◆ TASK DETAILS ◆
Answer with a number only, stating how many lines of the records hold the word "content".

◆ RECORDED INFORMATION ◆
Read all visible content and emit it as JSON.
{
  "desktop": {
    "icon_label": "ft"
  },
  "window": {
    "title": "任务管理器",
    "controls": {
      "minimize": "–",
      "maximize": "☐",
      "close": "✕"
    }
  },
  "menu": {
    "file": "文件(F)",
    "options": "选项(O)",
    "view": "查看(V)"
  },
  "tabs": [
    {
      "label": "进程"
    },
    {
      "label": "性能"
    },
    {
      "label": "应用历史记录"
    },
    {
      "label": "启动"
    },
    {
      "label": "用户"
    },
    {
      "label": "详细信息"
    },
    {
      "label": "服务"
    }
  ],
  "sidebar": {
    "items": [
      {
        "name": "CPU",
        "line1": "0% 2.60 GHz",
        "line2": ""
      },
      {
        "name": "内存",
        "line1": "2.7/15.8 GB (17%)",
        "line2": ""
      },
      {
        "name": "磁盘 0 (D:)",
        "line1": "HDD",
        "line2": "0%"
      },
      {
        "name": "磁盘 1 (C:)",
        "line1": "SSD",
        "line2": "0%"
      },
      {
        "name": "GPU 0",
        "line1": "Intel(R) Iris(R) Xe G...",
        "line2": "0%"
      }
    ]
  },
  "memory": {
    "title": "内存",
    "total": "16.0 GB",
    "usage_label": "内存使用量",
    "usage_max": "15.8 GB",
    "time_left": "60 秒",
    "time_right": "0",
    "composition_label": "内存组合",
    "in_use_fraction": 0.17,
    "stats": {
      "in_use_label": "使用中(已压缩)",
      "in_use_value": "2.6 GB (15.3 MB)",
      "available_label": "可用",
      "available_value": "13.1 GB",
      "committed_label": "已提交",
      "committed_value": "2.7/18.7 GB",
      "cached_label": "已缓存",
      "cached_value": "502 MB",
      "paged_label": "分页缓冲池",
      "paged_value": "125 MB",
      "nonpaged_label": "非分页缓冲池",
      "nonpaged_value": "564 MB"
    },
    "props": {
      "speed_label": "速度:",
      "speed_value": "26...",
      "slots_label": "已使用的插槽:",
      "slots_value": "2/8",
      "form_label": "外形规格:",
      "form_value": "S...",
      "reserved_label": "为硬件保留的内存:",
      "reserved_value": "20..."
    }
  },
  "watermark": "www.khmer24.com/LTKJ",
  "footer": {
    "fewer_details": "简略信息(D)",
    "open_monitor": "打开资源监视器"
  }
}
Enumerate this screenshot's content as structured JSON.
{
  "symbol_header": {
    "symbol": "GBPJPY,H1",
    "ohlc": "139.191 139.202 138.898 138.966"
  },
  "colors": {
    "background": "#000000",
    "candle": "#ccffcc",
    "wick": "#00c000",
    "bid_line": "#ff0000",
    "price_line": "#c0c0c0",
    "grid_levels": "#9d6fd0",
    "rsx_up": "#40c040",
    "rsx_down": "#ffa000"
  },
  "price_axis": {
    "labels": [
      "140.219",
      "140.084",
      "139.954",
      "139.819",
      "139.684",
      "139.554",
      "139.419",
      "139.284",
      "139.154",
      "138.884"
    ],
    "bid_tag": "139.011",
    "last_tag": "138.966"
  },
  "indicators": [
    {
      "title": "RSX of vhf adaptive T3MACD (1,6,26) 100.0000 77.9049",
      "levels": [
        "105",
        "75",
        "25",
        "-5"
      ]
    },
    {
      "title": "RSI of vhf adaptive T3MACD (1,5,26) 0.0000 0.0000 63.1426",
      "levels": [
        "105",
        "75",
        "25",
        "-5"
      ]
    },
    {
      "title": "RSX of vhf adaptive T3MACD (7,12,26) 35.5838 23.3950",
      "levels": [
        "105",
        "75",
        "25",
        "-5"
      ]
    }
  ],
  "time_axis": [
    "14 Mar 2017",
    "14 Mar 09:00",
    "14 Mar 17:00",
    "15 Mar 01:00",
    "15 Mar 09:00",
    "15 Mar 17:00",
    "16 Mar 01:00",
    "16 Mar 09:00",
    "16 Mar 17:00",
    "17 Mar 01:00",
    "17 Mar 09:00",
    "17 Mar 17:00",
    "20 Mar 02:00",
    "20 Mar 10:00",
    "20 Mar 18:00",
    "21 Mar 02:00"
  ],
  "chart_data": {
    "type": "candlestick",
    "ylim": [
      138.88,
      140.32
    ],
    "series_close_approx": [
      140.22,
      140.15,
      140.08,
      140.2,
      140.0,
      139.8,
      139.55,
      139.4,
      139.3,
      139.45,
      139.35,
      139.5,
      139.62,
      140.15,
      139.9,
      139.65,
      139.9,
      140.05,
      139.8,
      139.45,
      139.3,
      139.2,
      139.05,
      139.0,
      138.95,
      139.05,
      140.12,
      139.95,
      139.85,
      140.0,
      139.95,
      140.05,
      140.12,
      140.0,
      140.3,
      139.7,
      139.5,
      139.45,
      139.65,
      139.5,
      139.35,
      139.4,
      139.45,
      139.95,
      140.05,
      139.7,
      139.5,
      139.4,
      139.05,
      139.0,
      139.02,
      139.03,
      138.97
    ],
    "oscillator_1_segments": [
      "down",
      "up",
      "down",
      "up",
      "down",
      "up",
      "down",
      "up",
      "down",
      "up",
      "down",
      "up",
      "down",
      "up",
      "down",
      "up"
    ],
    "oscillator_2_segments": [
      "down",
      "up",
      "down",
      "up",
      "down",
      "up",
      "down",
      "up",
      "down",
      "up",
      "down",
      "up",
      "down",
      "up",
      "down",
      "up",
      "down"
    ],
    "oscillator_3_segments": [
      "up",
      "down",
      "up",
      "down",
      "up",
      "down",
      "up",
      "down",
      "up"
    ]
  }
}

◆ RESPONSE AREA ◆
2